WHAT IS BEING ASKED =>
Reproduce the records below in full and exactly, without their images.

SOURCE MATERIAL =>
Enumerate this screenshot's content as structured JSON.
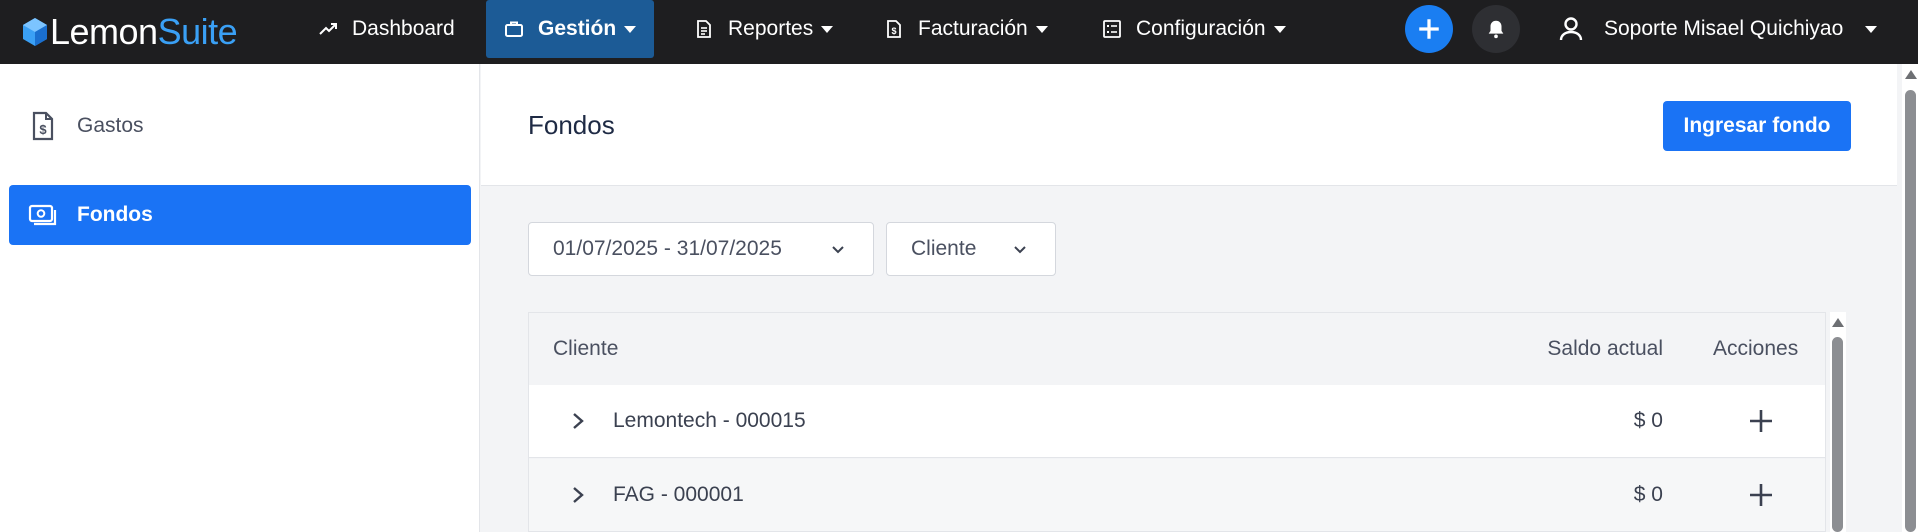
{
  "brand": {
    "part1": "Lemon",
    "part2": "Suite",
    "accent": "#3aa0f5"
  },
  "nav": {
    "items": [
      {
        "label": "Dashboard",
        "icon": "trending-up-icon",
        "has_caret": false,
        "active": false
      },
      {
        "label": "Gestión",
        "icon": "briefcase-icon",
        "has_caret": true,
        "active": true
      },
      {
        "label": "Reportes",
        "icon": "document-icon",
        "has_caret": true,
        "active": false
      },
      {
        "label": "Facturación",
        "icon": "invoice-icon",
        "has_caret": true,
        "active": false
      },
      {
        "label": "Configuración",
        "icon": "settings-list-icon",
        "has_caret": true,
        "active": false
      }
    ],
    "user_name": "Soporte Misael Quichiyao"
  },
  "sidebar": {
    "items": [
      {
        "label": "Gastos",
        "icon": "receipt-dollar-icon",
        "active": false
      },
      {
        "label": "Fondos",
        "icon": "money-icon",
        "active": true
      }
    ]
  },
  "page": {
    "title": "Fondos",
    "primary_action": "Ingresar fondo"
  },
  "filters": {
    "date_range": "01/07/2025 - 31/07/2025",
    "client": "Cliente"
  },
  "table": {
    "columns": {
      "client": "Cliente",
      "balance": "Saldo actual",
      "actions": "Acciones"
    },
    "rows": [
      {
        "client": "Lemontech - 000015",
        "balance": "$ 0"
      },
      {
        "client": "FAG - 000001",
        "balance": "$ 0"
      }
    ]
  },
  "colors": {
    "topbar": "#1e1e20",
    "nav_active": "#1c5b96",
    "primary": "#1a73f5",
    "fab": "#1a7ef2"
  }
}
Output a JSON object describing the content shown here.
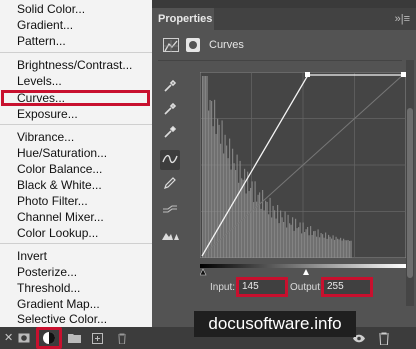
{
  "menu": {
    "items": [
      {
        "label": "Solid Color..."
      },
      {
        "label": "Gradient..."
      },
      {
        "label": "Pattern..."
      },
      {
        "label": "Brightness/Contrast..."
      },
      {
        "label": "Levels..."
      },
      {
        "label": "Curves..."
      },
      {
        "label": "Exposure..."
      },
      {
        "label": "Vibrance..."
      },
      {
        "label": "Hue/Saturation..."
      },
      {
        "label": "Color Balance..."
      },
      {
        "label": "Black & White..."
      },
      {
        "label": "Photo Filter..."
      },
      {
        "label": "Channel Mixer..."
      },
      {
        "label": "Color Lookup..."
      },
      {
        "label": "Invert"
      },
      {
        "label": "Posterize..."
      },
      {
        "label": "Threshold..."
      },
      {
        "label": "Gradient Map..."
      },
      {
        "label": "Selective Color..."
      }
    ],
    "highlighted": "Curves...",
    "highlight_color": "#c8102e"
  },
  "properties": {
    "tab_label": "Properties",
    "menu_glyph": "»|≡",
    "adjustment_name": "Curves",
    "input_label": "Input:",
    "input_value": "145",
    "output_label": "Output:",
    "output_value": "255"
  },
  "bottom_toolbar": {
    "icons": [
      "close-icon",
      "layer-mask-icon",
      "adjustment-layer-icon",
      "folder-icon",
      "new-layer-icon",
      "trash-icon",
      "visibility-icon",
      "delete-icon"
    ]
  },
  "watermark": "docusoftware.info"
}
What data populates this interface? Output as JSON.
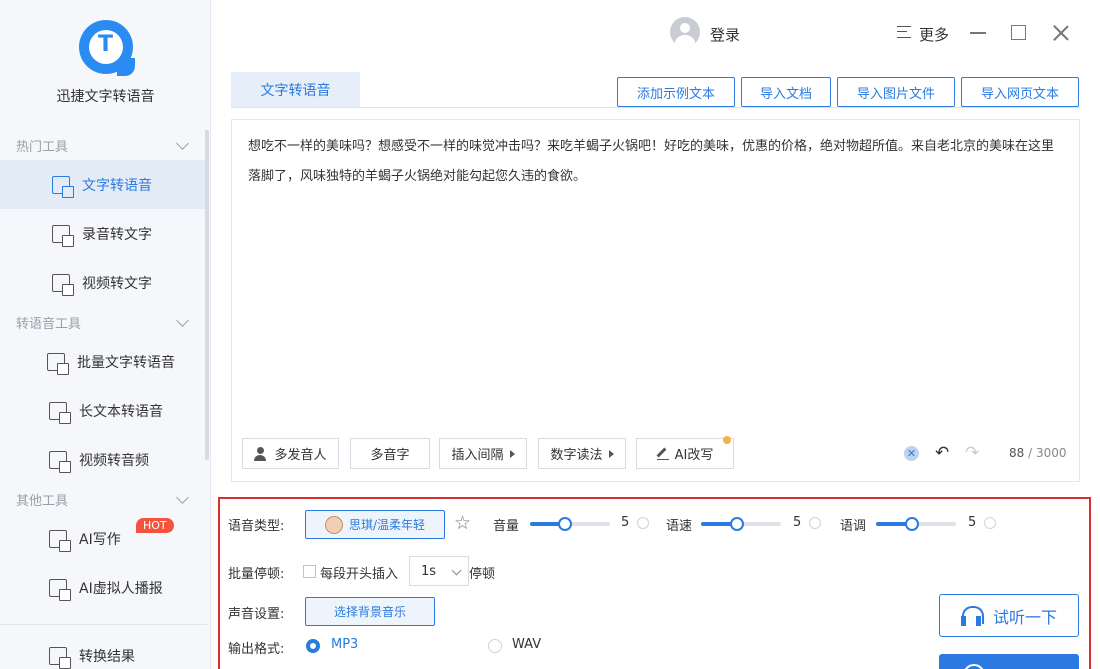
{
  "app": {
    "name": "迅捷文字转语音",
    "logo_letter": "T"
  },
  "sidebar": {
    "sections": [
      {
        "title": "热门工具"
      },
      {
        "title": "转语音工具"
      },
      {
        "title": "其他工具"
      }
    ],
    "items": [
      {
        "label": "文字转语音",
        "icon": "text-to-speech-icon"
      },
      {
        "label": "录音转文字",
        "icon": "audio-to-text-icon"
      },
      {
        "label": "视频转文字",
        "icon": "video-to-text-icon"
      },
      {
        "label": "批量文字转语音",
        "icon": "batch-tts-icon"
      },
      {
        "label": "长文本转语音",
        "icon": "long-text-icon"
      },
      {
        "label": "视频转音频",
        "icon": "video-to-audio-icon"
      },
      {
        "label": "AI写作",
        "icon": "ai-writing-icon"
      },
      {
        "label": "AI虚拟人播报",
        "icon": "virtual-anchor-icon"
      },
      {
        "label": "转换结果",
        "icon": "result-icon"
      }
    ],
    "hot_badge": "HOT"
  },
  "header": {
    "login": "登录",
    "more": "更多"
  },
  "main": {
    "tab": "文字转语音",
    "actions": [
      "添加示例文本",
      "导入文档",
      "导入图片文件",
      "导入网页文本"
    ],
    "editor_text": "想吃不一样的美味吗？想感受不一样的味觉冲击吗？来吃羊蝎子火锅吧！好吃的美味，优惠的价格，绝对物超所值。来自老北京的美味在这里落脚了，风味独特的羊蝎子火锅绝对能勾起您久违的食欲。",
    "tools": [
      "多发音人",
      "多音字",
      "插入间隔",
      "数字读法",
      "AI改写"
    ],
    "count_current": "88",
    "count_max": "/ 3000"
  },
  "settings": {
    "voice_type_label": "语音类型:",
    "voice_name": "思琪/温柔年轻",
    "volume_label": "音量",
    "volume": 5,
    "speed_label": "语速",
    "speed": 5,
    "pitch_label": "语调",
    "pitch": 5,
    "pause_label": "批量停顿:",
    "pause_checkbox_label": "每段开头插入",
    "pause_value": "1s",
    "pause_suffix": "停顿",
    "sound_label": "声音设置:",
    "bgm_button": "选择背景音乐",
    "format_label": "输出格式:",
    "formats": [
      "MP3",
      "WAV"
    ],
    "selected_format": "MP3",
    "preview_button": "试听一下"
  },
  "colors": {
    "accent": "#2a7ae2",
    "highlight_border": "#d9302c",
    "hot": "#f5533d"
  }
}
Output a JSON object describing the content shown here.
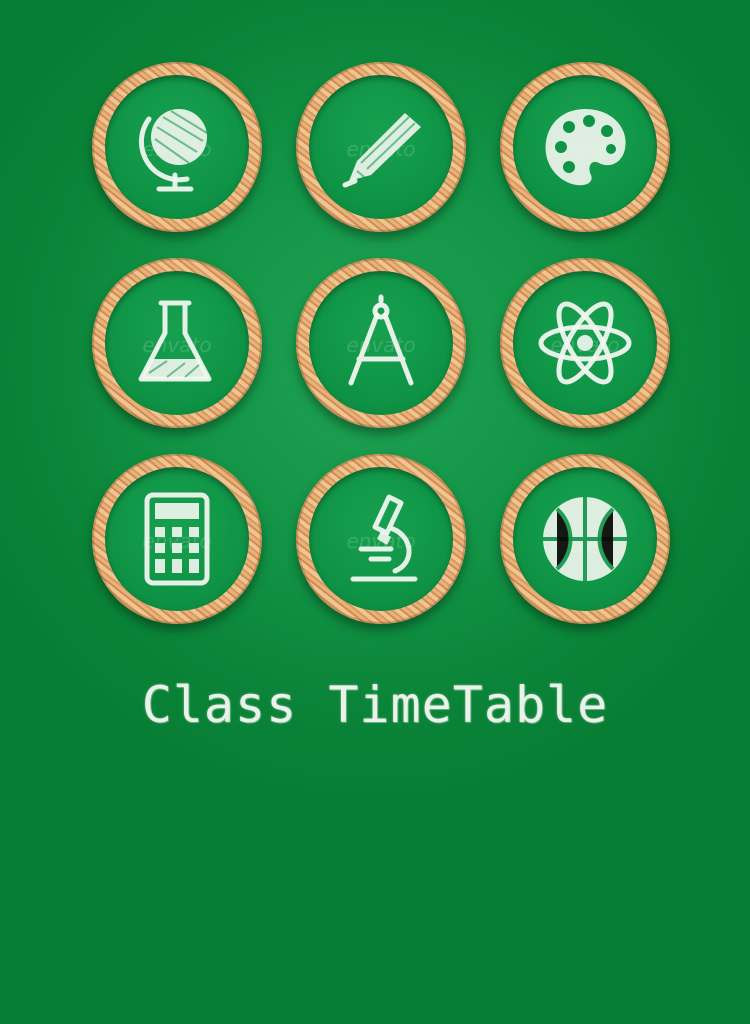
{
  "title": "Class TimeTable",
  "watermark": "envato",
  "colors": {
    "board": "#0a8438",
    "tile_face": "#0f9446",
    "wood": "#e0a469",
    "chalk": "#f4f7f2"
  },
  "subjects": [
    {
      "icon": "globe-icon"
    },
    {
      "icon": "pencil-icon"
    },
    {
      "icon": "paint-palette-icon"
    },
    {
      "icon": "flask-icon"
    },
    {
      "icon": "drawing-compass-icon"
    },
    {
      "icon": "atom-icon"
    },
    {
      "icon": "calculator-icon"
    },
    {
      "icon": "microscope-icon"
    },
    {
      "icon": "basketball-icon"
    }
  ]
}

RESULT OF THE TASK =>
Enumerate this screenshot's content as structured JSON.
{
  "brand": {
    "part1": "Lemon",
    "part2": "Suite",
    "accent": "#3aa0f5"
  },
  "nav": {
    "items": [
      {
        "label": "Dashboard",
        "icon": "trending-up-icon",
        "has_caret": false,
        "active": false
      },
      {
        "label": "Gestión",
        "icon": "briefcase-icon",
        "has_caret": true,
        "active": true
      },
      {
        "label": "Reportes",
        "icon": "document-icon",
        "has_caret": true,
        "active": false
      },
      {
        "label": "Facturación",
        "icon": "invoice-icon",
        "has_caret": true,
        "active": false
      },
      {
        "label": "Configuración",
        "icon": "settings-list-icon",
        "has_caret": true,
        "active": false
      }
    ],
    "user_name": "Soporte Misael Quichiyao"
  },
  "sidebar": {
    "items": [
      {
        "label": "Gastos",
        "icon": "receipt-dollar-icon",
        "active": false
      },
      {
        "label": "Fondos",
        "icon": "money-icon",
        "active": true
      }
    ]
  },
  "page": {
    "title": "Fondos",
    "primary_action": "Ingresar fondo"
  },
  "filters": {
    "date_range": "01/07/2025 - 31/07/2025",
    "client": "Cliente"
  },
  "table": {
    "columns": {
      "client": "Cliente",
      "balance": "Saldo actual",
      "actions": "Acciones"
    },
    "rows": [
      {
        "client": "Lemontech - 000015",
        "balance": "$ 0"
      },
      {
        "client": "FAG - 000001",
        "balance": "$ 0"
      }
    ]
  },
  "colors": {
    "topbar": "#1e1e20",
    "nav_active": "#1c5b96",
    "primary": "#1a73f5",
    "fab": "#1a7ef2"
  }
}
Output a JSON object describing the content shown here.
{
  "menu": {
    "items": [
      {
        "label": "Solid Color..."
      },
      {
        "label": "Gradient..."
      },
      {
        "label": "Pattern..."
      },
      {
        "label": "Brightness/Contrast..."
      },
      {
        "label": "Levels..."
      },
      {
        "label": "Curves..."
      },
      {
        "label": "Exposure..."
      },
      {
        "label": "Vibrance..."
      },
      {
        "label": "Hue/Saturation..."
      },
      {
        "label": "Color Balance..."
      },
      {
        "label": "Black & White..."
      },
      {
        "label": "Photo Filter..."
      },
      {
        "label": "Channel Mixer..."
      },
      {
        "label": "Color Lookup..."
      },
      {
        "label": "Invert"
      },
      {
        "label": "Posterize..."
      },
      {
        "label": "Threshold..."
      },
      {
        "label": "Gradient Map..."
      },
      {
        "label": "Selective Color..."
      }
    ],
    "highlighted": "Curves...",
    "highlight_color": "#c8102e"
  },
  "properties": {
    "tab_label": "Properties",
    "menu_glyph": "»|≡",
    "adjustment_name": "Curves",
    "input_label": "Input:",
    "input_value": "145",
    "output_label": "Output:",
    "output_value": "255"
  },
  "bottom_toolbar": {
    "icons": [
      "close-icon",
      "layer-mask-icon",
      "adjustment-layer-icon",
      "folder-icon",
      "new-layer-icon",
      "trash-icon",
      "visibility-icon",
      "delete-icon"
    ]
  },
  "watermark": "docusoftware.info"
}
What data populates this interface? Output as JSON.
{
  "app": {
    "name": "迅捷文字转语音",
    "logo_letter": "T"
  },
  "sidebar": {
    "sections": [
      {
        "title": "热门工具"
      },
      {
        "title": "转语音工具"
      },
      {
        "title": "其他工具"
      }
    ],
    "items": [
      {
        "label": "文字转语音",
        "icon": "text-to-speech-icon"
      },
      {
        "label": "录音转文字",
        "icon": "audio-to-text-icon"
      },
      {
        "label": "视频转文字",
        "icon": "video-to-text-icon"
      },
      {
        "label": "批量文字转语音",
        "icon": "batch-tts-icon"
      },
      {
        "label": "长文本转语音",
        "icon": "long-text-icon"
      },
      {
        "label": "视频转音频",
        "icon": "video-to-audio-icon"
      },
      {
        "label": "AI写作",
        "icon": "ai-writing-icon"
      },
      {
        "label": "AI虚拟人播报",
        "icon": "virtual-anchor-icon"
      },
      {
        "label": "转换结果",
        "icon": "result-icon"
      }
    ],
    "hot_badge": "HOT"
  },
  "header": {
    "login": "登录",
    "more": "更多"
  },
  "main": {
    "tab": "文字转语音",
    "actions": [
      "添加示例文本",
      "导入文档",
      "导入图片文件",
      "导入网页文本"
    ],
    "editor_text": "想吃不一样的美味吗？想感受不一样的味觉冲击吗？来吃羊蝎子火锅吧！好吃的美味，优惠的价格，绝对物超所值。来自老北京的美味在这里落脚了，风味独特的羊蝎子火锅绝对能勾起您久违的食欲。",
    "tools": [
      "多发音人",
      "多音字",
      "插入间隔",
      "数字读法",
      "AI改写"
    ],
    "count_current": "88",
    "count_max": "/ 3000"
  },
  "settings": {
    "voice_type_label": "语音类型:",
    "voice_name": "思琪/温柔年轻",
    "volume_label": "音量",
    "volume": 5,
    "speed_label": "语速",
    "speed": 5,
    "pitch_label": "语调",
    "pitch": 5,
    "pause_label": "批量停顿:",
    "pause_checkbox_label": "每段开头插入",
    "pause_value": "1s",
    "pause_suffix": "停顿",
    "sound_label": "声音设置:",
    "bgm_button": "选择背景音乐",
    "format_label": "输出格式:",
    "formats": [
      "MP3",
      "WAV"
    ],
    "selected_format": "MP3",
    "preview_button": "试听一下"
  },
  "colors": {
    "accent": "#2a7ae2",
    "highlight_border": "#d9302c",
    "hot": "#f5533d"
  }
}
Output a JSON object describing the content shown here.
{
  "title": "Class TimeTable",
  "watermark": "envato",
  "colors": {
    "board": "#0a8438",
    "tile_face": "#0f9446",
    "wood": "#e0a469",
    "chalk": "#f4f7f2"
  },
  "subjects": [
    {
      "icon": "globe-icon"
    },
    {
      "icon": "pencil-icon"
    },
    {
      "icon": "paint-palette-icon"
    },
    {
      "icon": "flask-icon"
    },
    {
      "icon": "drawing-compass-icon"
    },
    {
      "icon": "atom-icon"
    },
    {
      "icon": "calculator-icon"
    },
    {
      "icon": "microscope-icon"
    },
    {
      "icon": "basketball-icon"
    }
  ]
}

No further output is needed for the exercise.